Fields and Visions
Talley Dunn Gallery
January 14 – April 22, 2023
Talley Dunn Gallery is proud to announce a major exhibition of photographs and video by London-based, Israeli artist Ori Gersht. This comprehensive exhibition explores a selection of works from three series Floating Time (2022), Fields & Visions (2022), and Floating World (2106) along with a new video installation WaveForm (2022). For the first time, Gersht’s most recent work based upon the still life form is paired with the artist’s landscapes from his Floating World series. The exhibition investigates Gersht’s ongoing interest between the blurred realities of our worlds as he explores the relationships between history, memory, and landscape.
In Fields and Visions, Gersht returns to the botanical themes that have occupied him for so much of the last decade. The inspiration for this new work comes from the Swiss naturalist Maria Sibylla Merian, who travelled to Suriname (Dutch Guiana) in the 17th century and was the first artist to study and record native tropical plants and insects from that region, and the paintings of the American artist Martin Johnson Heade, who travelled to Amazonia in the 19th century in search of hummingbirds and exotic orchids.
Despite its convincing realism, their paintings and drawings reveal a fusion of fact and fiction, to create a unique and mysterious world that ignites our imagination. Inspired by the pioneering efforts of these early explorers, Gersht’s new photographic works re-examine the relationship between artistic representation and the deceptive photographic claim of a single objective truth. However, instead of travelling to remote places, Gersht has reproduced these exotic locations in his studio, bringing them to life with sudden violent disturbances to reinforce the authentic moment recorded by the camera. Then, with the aid of artificial intelligence software, he enlarges the low-resolution photographs, inviting the computer to fill in the missing information and reshape the images. In a sense, the software is required to use its acquired knowledge to reimagine the events and to present a new form of realism, fused naturally together.
The combination of the faithful trace of the optical lens in harmony with the computerized interpretation of the artificial intelligence registers a shift in our concept of reality, as these photographs are no longer a faithful depiction of the physical subject matter. The use of the artificial intelligence transforms the nature of photographic representation and this new part optical, part digital reality presents a shift in the discourse of authentic photographic vision, as the artificial intelligence redefines our perception of realism and in so doing, detaches the photographs from a particular time or place.

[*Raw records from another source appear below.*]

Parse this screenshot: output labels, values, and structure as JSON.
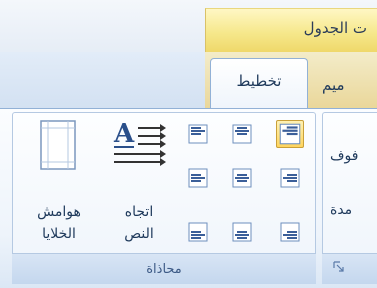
{
  "contextual_group": {
    "label": "ت الجدول"
  },
  "tabs": {
    "active": "تخطيط",
    "inactive": "ميم"
  },
  "alignment_group": {
    "caption": "محاذاة",
    "text_direction": {
      "line1": "اتجاه",
      "line2": "النص"
    },
    "cell_margins": {
      "line1": "هوامش",
      "line2": "الخلايا"
    },
    "buttons": [
      {
        "name": "align-top-right",
        "selected": true
      },
      {
        "name": "align-top-center",
        "selected": false
      },
      {
        "name": "align-top-left",
        "selected": false
      },
      {
        "name": "align-middle-right",
        "selected": false
      },
      {
        "name": "align-middle-center",
        "selected": false
      },
      {
        "name": "align-middle-left",
        "selected": false
      },
      {
        "name": "align-bottom-right",
        "selected": false
      },
      {
        "name": "align-bottom-center",
        "selected": false
      },
      {
        "name": "align-bottom-left",
        "selected": false
      }
    ]
  },
  "next_group": {
    "item1": "فوف",
    "item2": "مدة"
  },
  "colors": {
    "accent": "#ffd55d",
    "text": "#1e395b",
    "border": "#92b1d6",
    "icon_blue": "#3b5f99"
  },
  "icons": [
    "text-direction-icon",
    "cell-margins-icon",
    "dialog-launcher-icon"
  ]
}
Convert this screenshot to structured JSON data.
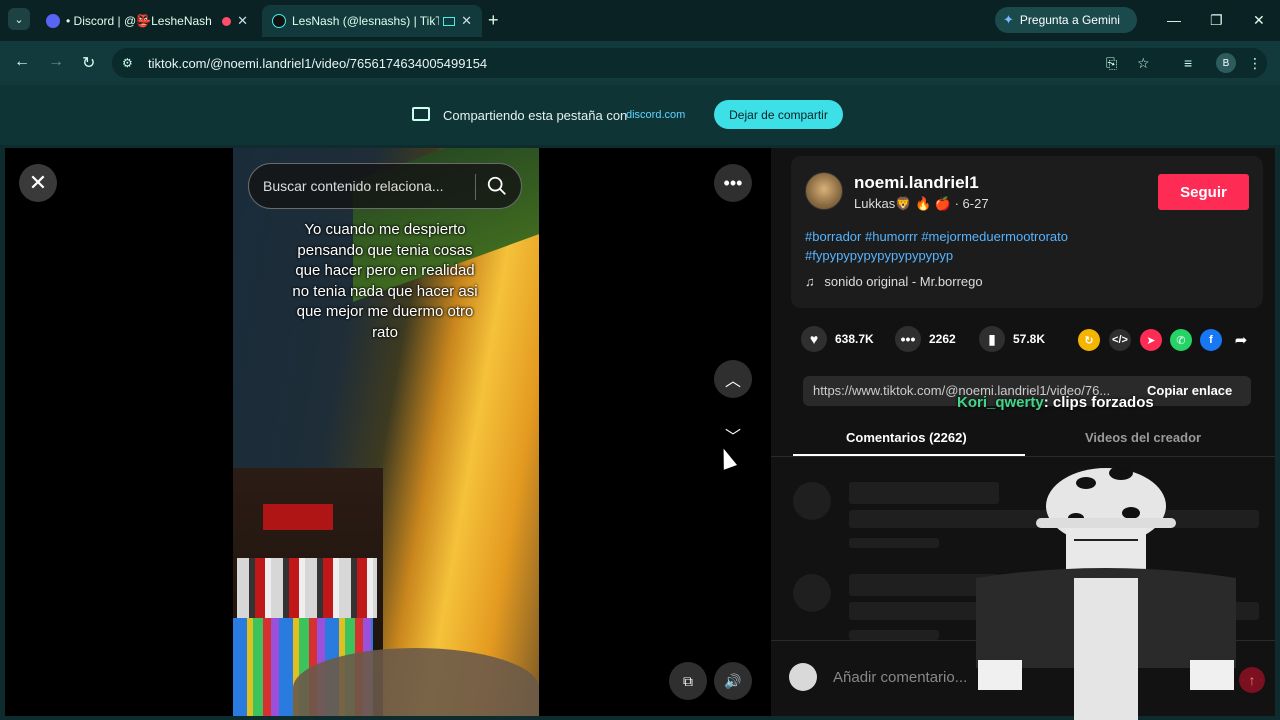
{
  "browser": {
    "tabs": [
      {
        "title": "• Discord | @👺LesheNash",
        "favicon": "discord-icon"
      },
      {
        "title": "LesNash (@lesnashs) | TikTok",
        "favicon": "tiktok-icon"
      }
    ],
    "new_tab": "+",
    "gemini_label": "Pregunta a Gemini",
    "url": "tiktok.com/@noemi.landriel1/video/7656174634005499154",
    "profile_initial": "B"
  },
  "share_bar": {
    "text": "Compartiendo esta pestaña con",
    "domain": "discord.com",
    "stop_label": "Dejar de compartir"
  },
  "video": {
    "search_placeholder": "Buscar contenido relaciona...",
    "caption": "Yo cuando me despierto pensando que tenia cosas que hacer pero en realidad no tenia nada que hacer asi que mejor me duermo otro rato"
  },
  "author": {
    "username": "noemi.landriel1",
    "subtitle": "Lukkas🦁 🔥 🍎 · 6-27",
    "follow_label": "Seguir"
  },
  "post": {
    "hashtags": "#borrador #humorrr #mejormeduermootrorato #fypypypypypypypypypyp",
    "sound": "sonido original - Mr.borrego"
  },
  "stats": {
    "likes": "638.7K",
    "comments": "2262",
    "saves": "57.8K"
  },
  "link": {
    "url": "https://www.tiktok.com/@noemi.landriel1/video/76...",
    "copy_label": "Copiar enlace"
  },
  "overlay_chat": {
    "user": "Kori_qwerty",
    "message": ": clips forzados"
  },
  "tabs": {
    "comments": "Comentarios (2262)",
    "creator": "Videos del creador"
  },
  "comment_input": {
    "placeholder": "Añadir comentario..."
  },
  "colors": {
    "follow": "#fe2c55",
    "share_button": "#3ee0e8",
    "hashtag": "#57b4ff"
  }
}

In Floating Worlds, Gersht visited Japan and photographed the Zen gardens located in and around Kyoto in 2015. Created to reflect the essence of nature, not its actual appearance, and as aids to meditation, these gardens are self-contained worlds within the wider world. They are both real and metaphysical places, where time stands still. For Gersht, they are symbolic of a physical and spiritual displacement that resonates with his personal history. They are places that hover between a utopian ideal and everyday reality.

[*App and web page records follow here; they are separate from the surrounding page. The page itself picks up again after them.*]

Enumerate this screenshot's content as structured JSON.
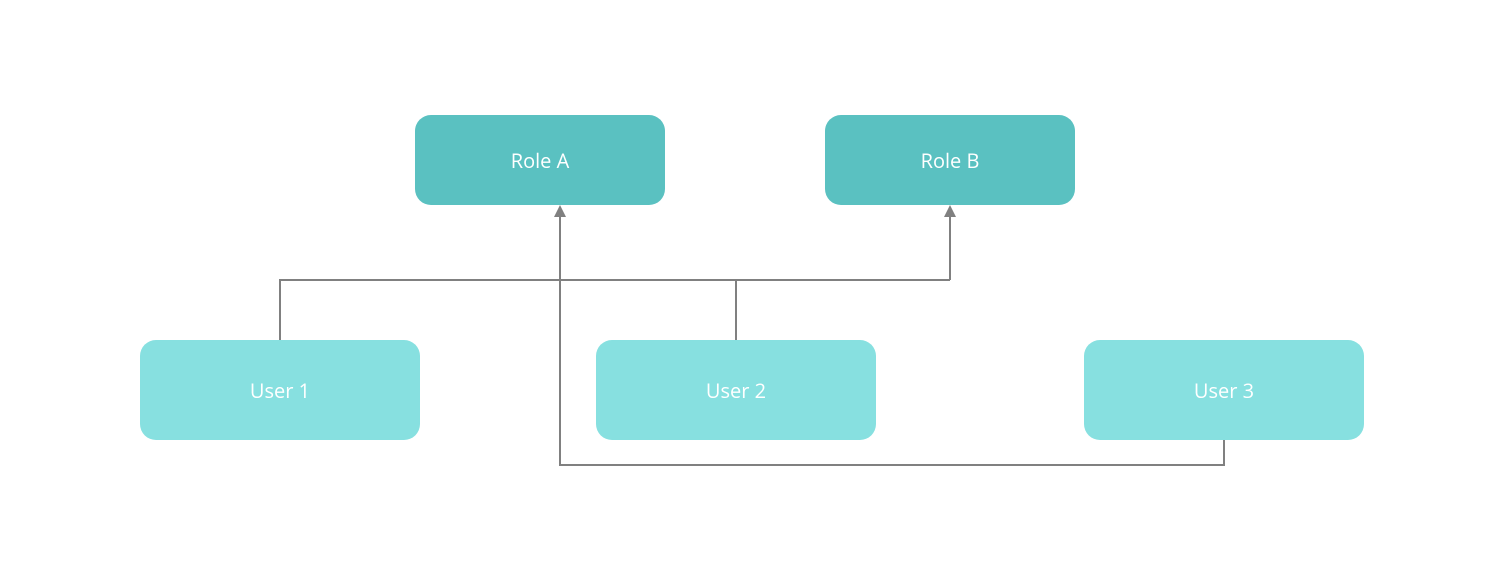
{
  "diagram": {
    "roles": {
      "a": {
        "label": "Role A"
      },
      "b": {
        "label": "Role B"
      }
    },
    "users": {
      "u1": {
        "label": "User 1"
      },
      "u2": {
        "label": "User 2"
      },
      "u3": {
        "label": "User 3"
      }
    },
    "connections": [
      {
        "from": "u1",
        "to": "a"
      },
      {
        "from": "u2",
        "to": "a"
      },
      {
        "from": "u2",
        "to": "b"
      },
      {
        "from": "u3",
        "to": "a"
      }
    ]
  }
}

Ori Gersht (b. 1967, Tel-Aviv) earned his BFA in Photography, Film & Video from the University of Westminster, London in 1992 and completed his Master of Photography at the Royal College of Art, London in 1995. Gersht’s work explores the connection between history, memory, and landscape. His work tends to present exquisite images underscored by darker associations of conflict. A recent trilogy of films in which traditional still-lifes explode in slow motion has received particular renown. Much of his work connects with art historical genres such as the still life and the landscape, and the particular modes of looking that these genres imply.
Gersht has been honored with solo exhibitions at the Hirshhorn Museum and Sculpture Garden, Washington, D.C. (2009); the Tel Aviv Museum (2012 and 2015); the Museum of Fine Arts, Boston (2012); the Center for Contemporary Art, Tel Aviv (2013); the Columbus Museum of Art, Columbus, Ohio (2014); and the Museum Kurhaus Kleve, Kleve, Germany (2015). His work is held by major collections including the Hirshhorn Museum and Sculpture Garden; the Museum of Fine Arts, Boston; the Museum of Modern Art, San Francisco; the Guggenheim Museum, New York; the Los Angeles County Museum of Art; The Getty Museum, Los Angeles; the Knoxville Museum of Art, Tennessee; Tate, London; the Victoria & Albert Museum; the UK Government Art Collection; the Tel Aviv Museum of Contemporary Art, Tel Aviv; and the Israel Museum, Jerusalem. Gersht lives and works in London, where he has been based for the past twenty years.